__TASK STATEMENT__. Pull out every line below that contains the word "Ireland".

---------------

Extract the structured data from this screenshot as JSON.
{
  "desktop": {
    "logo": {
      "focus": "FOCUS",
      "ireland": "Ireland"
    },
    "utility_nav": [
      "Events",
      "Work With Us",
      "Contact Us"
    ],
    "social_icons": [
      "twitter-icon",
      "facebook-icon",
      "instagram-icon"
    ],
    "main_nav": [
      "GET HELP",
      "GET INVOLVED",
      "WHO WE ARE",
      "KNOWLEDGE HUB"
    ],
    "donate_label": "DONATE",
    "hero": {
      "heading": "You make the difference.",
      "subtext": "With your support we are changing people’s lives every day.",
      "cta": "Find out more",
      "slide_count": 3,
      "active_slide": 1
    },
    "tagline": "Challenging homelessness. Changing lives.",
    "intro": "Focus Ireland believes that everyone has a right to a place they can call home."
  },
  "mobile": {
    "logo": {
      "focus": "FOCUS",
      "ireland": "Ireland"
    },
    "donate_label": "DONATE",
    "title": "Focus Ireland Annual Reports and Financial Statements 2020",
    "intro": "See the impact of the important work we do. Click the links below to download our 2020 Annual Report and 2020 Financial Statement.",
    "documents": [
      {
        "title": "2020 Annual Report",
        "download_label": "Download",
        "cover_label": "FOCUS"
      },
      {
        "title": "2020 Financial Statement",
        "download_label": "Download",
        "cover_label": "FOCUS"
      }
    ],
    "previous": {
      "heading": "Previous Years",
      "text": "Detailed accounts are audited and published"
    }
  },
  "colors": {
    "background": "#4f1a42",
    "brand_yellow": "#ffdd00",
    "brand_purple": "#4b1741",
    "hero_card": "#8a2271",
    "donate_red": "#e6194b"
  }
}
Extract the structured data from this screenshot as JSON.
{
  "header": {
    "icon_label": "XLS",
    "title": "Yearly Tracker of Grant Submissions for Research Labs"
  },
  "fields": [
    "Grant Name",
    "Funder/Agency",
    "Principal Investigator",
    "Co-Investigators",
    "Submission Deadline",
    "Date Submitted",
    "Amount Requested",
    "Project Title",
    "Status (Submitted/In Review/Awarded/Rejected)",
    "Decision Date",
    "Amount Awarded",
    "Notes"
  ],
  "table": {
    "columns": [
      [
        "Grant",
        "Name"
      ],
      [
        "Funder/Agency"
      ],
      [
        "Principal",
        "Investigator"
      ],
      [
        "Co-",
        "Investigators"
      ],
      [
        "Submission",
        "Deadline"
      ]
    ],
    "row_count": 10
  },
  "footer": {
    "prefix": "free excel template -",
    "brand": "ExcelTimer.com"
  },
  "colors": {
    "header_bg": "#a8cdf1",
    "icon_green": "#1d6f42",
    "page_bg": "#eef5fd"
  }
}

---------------

__RESULT__.
      "ireland": "Ireland"
    "intro": "Focus Ireland believes that everyone has a right to a place they can call home."
      "ireland": "Ireland"
    "title": "Focus Ireland Annual Reports and Financial Statements 2020",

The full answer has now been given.